ABOUT THIS EXERCISE>
All of the data should be output character for character, except the pictures.

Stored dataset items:

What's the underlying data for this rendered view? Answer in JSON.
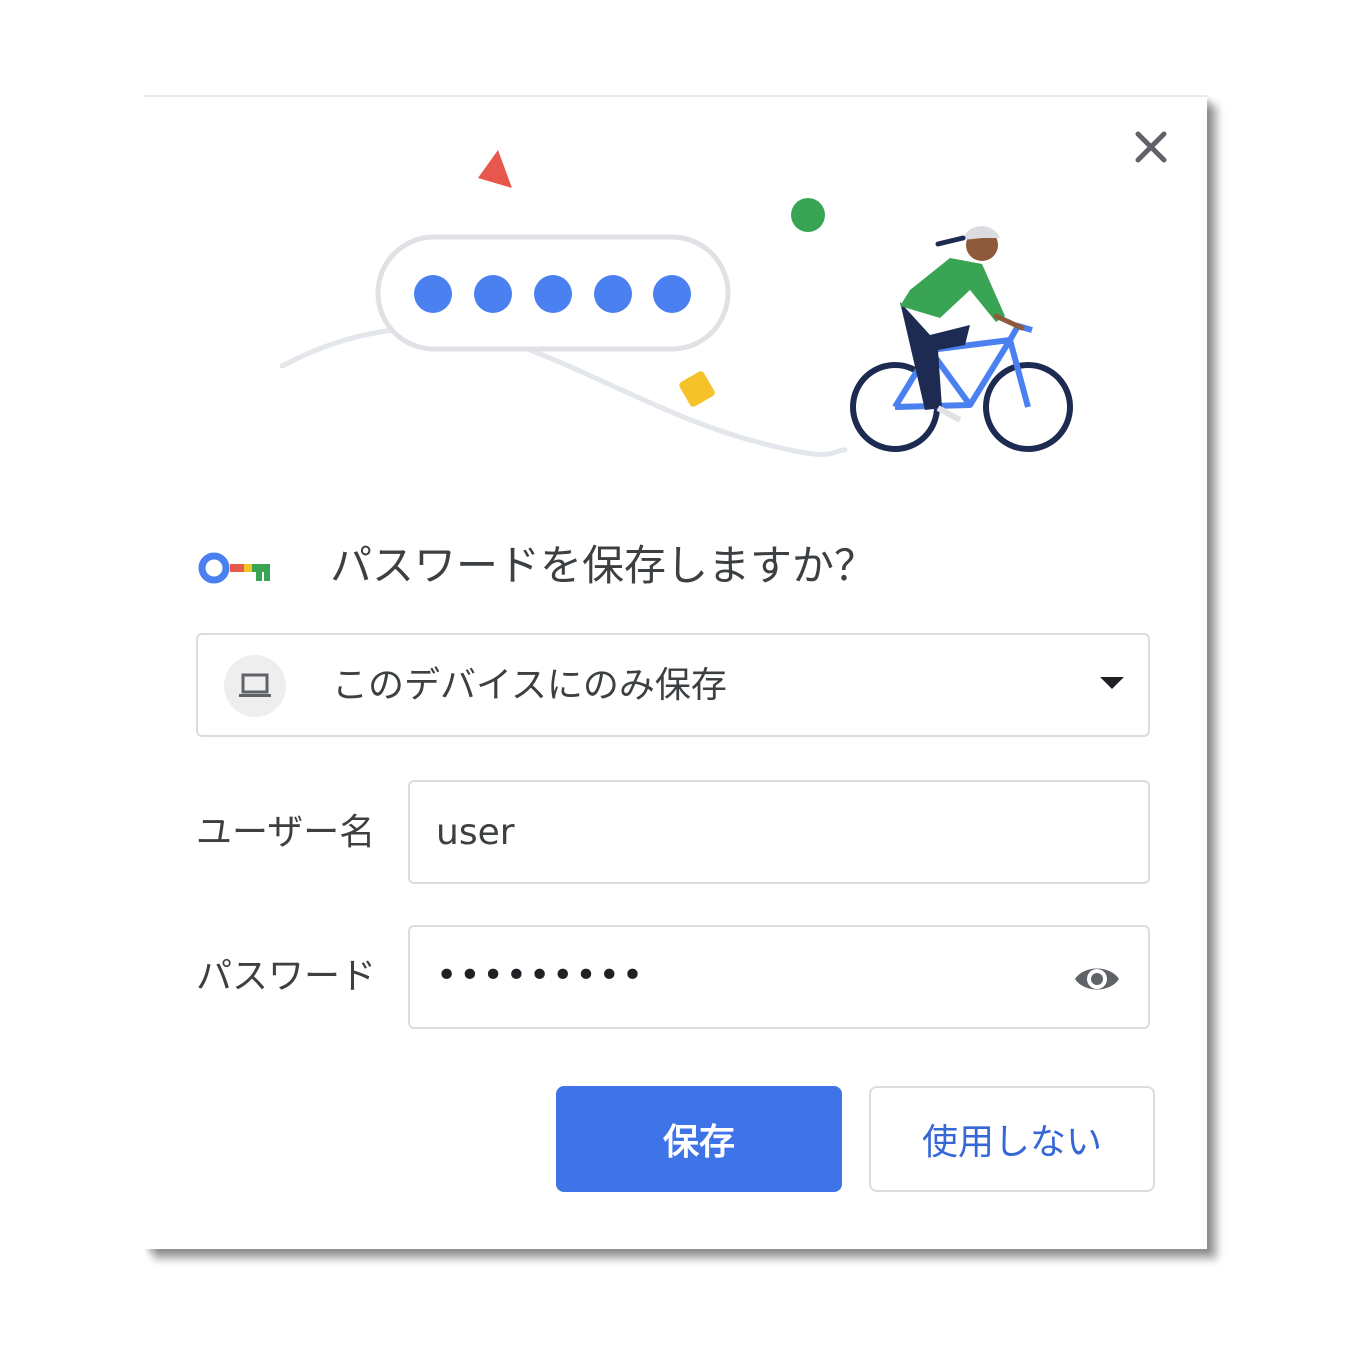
{
  "dialog": {
    "title": "パスワードを保存しますか？",
    "close_icon": "close-icon",
    "key_icon": "key-icon"
  },
  "storage_select": {
    "icon": "laptop-icon",
    "selected": "このデバイスにのみ保存"
  },
  "username": {
    "label": "ユーザー名",
    "value": "user"
  },
  "password": {
    "label": "パスワード",
    "masked_value": "•••••••••",
    "toggle_icon": "eye-icon"
  },
  "buttons": {
    "save": "保存",
    "never": "使用しない"
  },
  "colors": {
    "primary": "#3f73e8",
    "secondary_text": "#3567d6",
    "google_blue": "#4a80f0",
    "google_red": "#e8574b",
    "google_yellow": "#f6c22a",
    "google_green": "#3aa455"
  }
}
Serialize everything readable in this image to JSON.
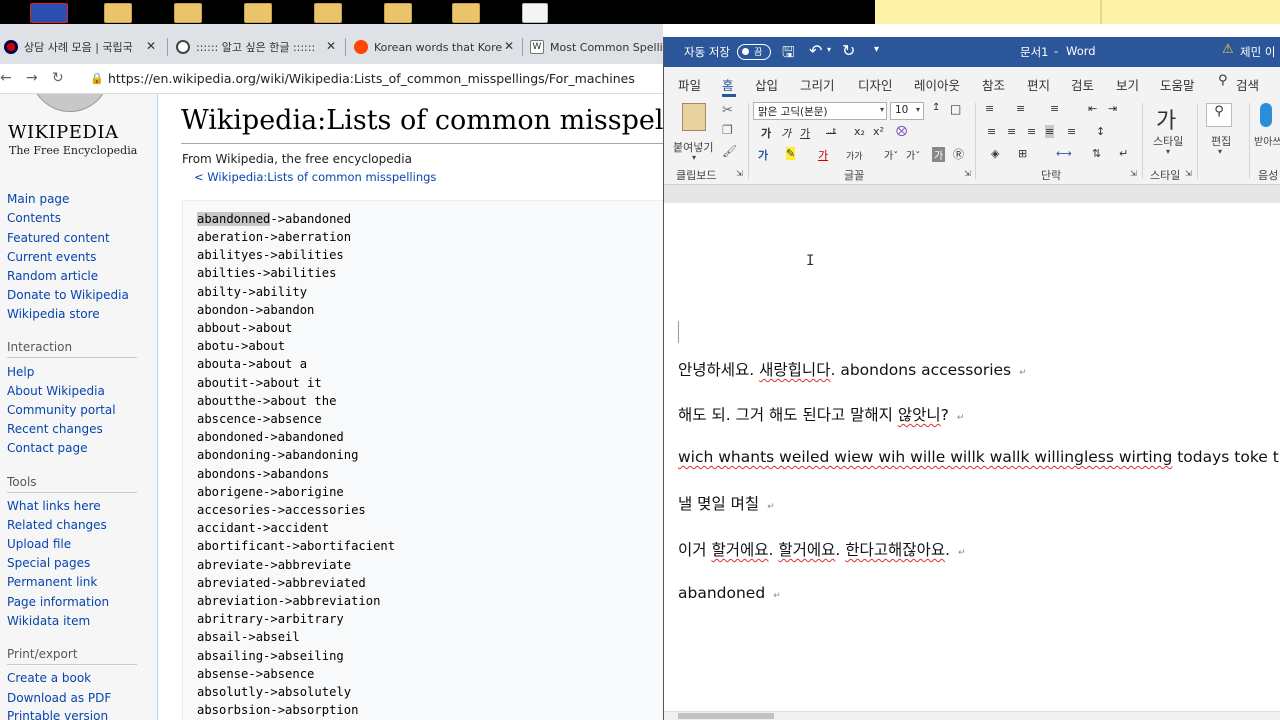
{
  "browser": {
    "tabs": [
      {
        "title": "상담 사례 모음 | 국립국",
        "close": "✕"
      },
      {
        "title": ":::::: 알고 싶은 한글 ::::::",
        "close": "✕"
      },
      {
        "title": "Korean words that Kore",
        "close": "✕"
      },
      {
        "title": "Most Common Spelling",
        "close": ""
      }
    ],
    "nav": {
      "back": "←",
      "forward": "→",
      "reload": "↻"
    },
    "url": "https://en.wikipedia.org/wiki/Wikipedia:Lists_of_common_misspellings/For_machines"
  },
  "wiki": {
    "logo_word": "WIKIPEDIA",
    "logo_slogan": "The Free Encyclopedia",
    "nav_links": [
      "Main page",
      "Contents",
      "Featured content",
      "Current events",
      "Random article",
      "Donate to Wikipedia",
      "Wikipedia store"
    ],
    "interaction_heading": "Interaction",
    "interaction_links": [
      "Help",
      "About Wikipedia",
      "Community portal",
      "Recent changes",
      "Contact page"
    ],
    "tools_heading": "Tools",
    "tools_links": [
      "What links here",
      "Related changes",
      "Upload file",
      "Special pages",
      "Permanent link",
      "Page information",
      "Wikidata item"
    ],
    "print_heading": "Print/export",
    "print_links": [
      "Create a book",
      "Download as PDF",
      "Printable version"
    ],
    "page_title": "Wikipedia:Lists of common misspellin",
    "from": "From Wikipedia, the free encyclopedia",
    "back_link": "< Wikipedia:Lists of common misspellings",
    "highlighted_word": "abandonned",
    "first_line_rest": "->abandoned",
    "lines": [
      "aberation->aberration",
      "abilityes->abilities",
      "abilties->abilities",
      "abilty->ability",
      "abondon->abandon",
      "abbout->about",
      "abotu->about",
      "abouta->about a",
      "aboutit->about it",
      "aboutthe->about the",
      "abscence->absence",
      "abondoned->abandoned",
      "abondoning->abandoning",
      "abondons->abandons",
      "aborigene->aborigine",
      "accesories->accessories",
      "accidant->accident",
      "abortificant->abortifacient",
      "abreviate->abbreviate",
      "abreviated->abbreviated",
      "abreviation->abbreviation",
      "abritrary->arbitrary",
      "absail->abseil",
      "absailing->abseiling",
      "absense->absence",
      "absolutly->absolutely",
      "absorbsion->absorption"
    ]
  },
  "word": {
    "autosave_label": "자동 저장",
    "autosave_state": "끔",
    "doc_title": "문서1",
    "title_sep": "-",
    "app_name": "Word",
    "warning_user": "제민 이",
    "menu": [
      "파일",
      "홈",
      "삽입",
      "그리기",
      "디자인",
      "레이아웃",
      "참조",
      "편지",
      "검토",
      "보기",
      "도움말",
      "검색"
    ],
    "ribbon": {
      "paste_label": "붙여넣기",
      "clipboard_group": "클립보드",
      "font_name": "맑은 고딕(본문)",
      "font_size": "10",
      "font_group": "글꼴",
      "paragraph_group": "단락",
      "style_label": "스타일",
      "style_group": "스타일",
      "edit_label": "편집",
      "dictate_label": "받아쓰기",
      "voice_group": "음성"
    },
    "doc_lines": [
      [
        {
          "t": "안녕하세요. ",
          "e": false
        },
        {
          "t": "새랑힙니다",
          "e": true
        },
        {
          "t": ". abondons accessories",
          "e": false
        }
      ],
      [
        {
          "t": "해도 되. 그거 해도 된다고 말해지 ",
          "e": false
        },
        {
          "t": "않앗니",
          "e": true
        },
        {
          "t": "?",
          "e": false
        }
      ],
      [
        {
          "t": "wich whants weiled wiew wih wille willk wallk willingless wirting",
          "e": true
        },
        {
          "t": " todays toke t",
          "e": false
        }
      ],
      [
        {
          "t": "낼 몆일 며칠",
          "e": false
        }
      ],
      [
        {
          "t": "이거 ",
          "e": false
        },
        {
          "t": "할거에요",
          "e": true
        },
        {
          "t": ". ",
          "e": false
        },
        {
          "t": "할거에요",
          "e": true
        },
        {
          "t": ". ",
          "e": false
        },
        {
          "t": "한다고해잖아요",
          "e": true
        },
        {
          "t": ".",
          "e": false
        }
      ],
      [
        {
          "t": "abandoned",
          "e": false
        }
      ]
    ],
    "para_mark": "↵"
  },
  "colors": {
    "word_blue": "#2b579a",
    "wiki_link": "#0645ad",
    "squiggle": "#e03030"
  }
}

EXERCISE SOLUTION>
What's the underlying data for this rendered view? Answer in JSON.
{
  "dialog": {
    "title": "パスワードを保存しますか？",
    "close_icon": "close-icon",
    "key_icon": "key-icon"
  },
  "storage_select": {
    "icon": "laptop-icon",
    "selected": "このデバイスにのみ保存"
  },
  "username": {
    "label": "ユーザー名",
    "value": "user"
  },
  "password": {
    "label": "パスワード",
    "masked_value": "•••••••••",
    "toggle_icon": "eye-icon"
  },
  "buttons": {
    "save": "保存",
    "never": "使用しない"
  },
  "colors": {
    "primary": "#3f73e8",
    "secondary_text": "#3567d6",
    "google_blue": "#4a80f0",
    "google_red": "#e8574b",
    "google_yellow": "#f6c22a",
    "google_green": "#3aa455"
  }
}
Serialize everything readable in this image to JSON.
{
  "browser": {
    "tabs": [
      {
        "title": "상담 사례 모음 | 국립국",
        "close": "✕"
      },
      {
        "title": ":::::: 알고 싶은 한글 ::::::",
        "close": "✕"
      },
      {
        "title": "Korean words that Kore",
        "close": "✕"
      },
      {
        "title": "Most Common Spelling",
        "close": ""
      }
    ],
    "nav": {
      "back": "←",
      "forward": "→",
      "reload": "↻"
    },
    "url": "https://en.wikipedia.org/wiki/Wikipedia:Lists_of_common_misspellings/For_machines"
  },
  "wiki": {
    "logo_word": "WIKIPEDIA",
    "logo_slogan": "The Free Encyclopedia",
    "nav_links": [
      "Main page",
      "Contents",
      "Featured content",
      "Current events",
      "Random article",
      "Donate to Wikipedia",
      "Wikipedia store"
    ],
    "interaction_heading": "Interaction",
    "interaction_links": [
      "Help",
      "About Wikipedia",
      "Community portal",
      "Recent changes",
      "Contact page"
    ],
    "tools_heading": "Tools",
    "tools_links": [
      "What links here",
      "Related changes",
      "Upload file",
      "Special pages",
      "Permanent link",
      "Page information",
      "Wikidata item"
    ],
    "print_heading": "Print/export",
    "print_links": [
      "Create a book",
      "Download as PDF",
      "Printable version"
    ],
    "page_title": "Wikipedia:Lists of common misspellin",
    "from": "From Wikipedia, the free encyclopedia",
    "back_link": "< Wikipedia:Lists of common misspellings",
    "highlighted_word": "abandonned",
    "first_line_rest": "->abandoned",
    "lines": [
      "aberation->aberration",
      "abilityes->abilities",
      "abilties->abilities",
      "abilty->ability",
      "abondon->abandon",
      "abbout->about",
      "abotu->about",
      "abouta->about a",
      "aboutit->about it",
      "aboutthe->about the",
      "abscence->absence",
      "abondoned->abandoned",
      "abondoning->abandoning",
      "abondons->abandons",
      "aborigene->aborigine",
      "accesories->accessories",
      "accidant->accident",
      "abortificant->abortifacient",
      "abreviate->abbreviate",
      "abreviated->abbreviated",
      "abreviation->abbreviation",
      "abritrary->arbitrary",
      "absail->abseil",
      "absailing->abseiling",
      "absense->absence",
      "absolutly->absolutely",
      "absorbsion->absorption"
    ]
  },
  "word": {
    "autosave_label": "자동 저장",
    "autosave_state": "끔",
    "doc_title": "문서1",
    "title_sep": "-",
    "app_name": "Word",
    "warning_user": "제민 이",
    "menu": [
      "파일",
      "홈",
      "삽입",
      "그리기",
      "디자인",
      "레이아웃",
      "참조",
      "편지",
      "검토",
      "보기",
      "도움말",
      "검색"
    ],
    "ribbon": {
      "paste_label": "붙여넣기",
      "clipboard_group": "클립보드",
      "font_name": "맑은 고딕(본문)",
      "font_size": "10",
      "font_group": "글꼴",
      "paragraph_group": "단락",
      "style_label": "스타일",
      "style_group": "스타일",
      "edit_label": "편집",
      "dictate_label": "받아쓰기",
      "voice_group": "음성"
    },
    "doc_lines": [
      [
        {
          "t": "안녕하세요. ",
          "e": false
        },
        {
          "t": "새랑힙니다",
          "e": true
        },
        {
          "t": ". abondons accessories",
          "e": false
        }
      ],
      [
        {
          "t": "해도 되. 그거 해도 된다고 말해지 ",
          "e": false
        },
        {
          "t": "않앗니",
          "e": true
        },
        {
          "t": "?",
          "e": false
        }
      ],
      [
        {
          "t": "wich whants weiled wiew wih wille willk wallk willingless wirting",
          "e": true
        },
        {
          "t": " todays toke t",
          "e": false
        }
      ],
      [
        {
          "t": "낼 몆일 며칠",
          "e": false
        }
      ],
      [
        {
          "t": "이거 ",
          "e": false
        },
        {
          "t": "할거에요",
          "e": true
        },
        {
          "t": ". ",
          "e": false
        },
        {
          "t": "할거에요",
          "e": true
        },
        {
          "t": ". ",
          "e": false
        },
        {
          "t": "한다고해잖아요",
          "e": true
        },
        {
          "t": ".",
          "e": false
        }
      ],
      [
        {
          "t": "abandoned",
          "e": false
        }
      ]
    ],
    "para_mark": "↵"
  },
  "colors": {
    "word_blue": "#2b579a",
    "wiki_link": "#0645ad",
    "squiggle": "#e03030"
  }
}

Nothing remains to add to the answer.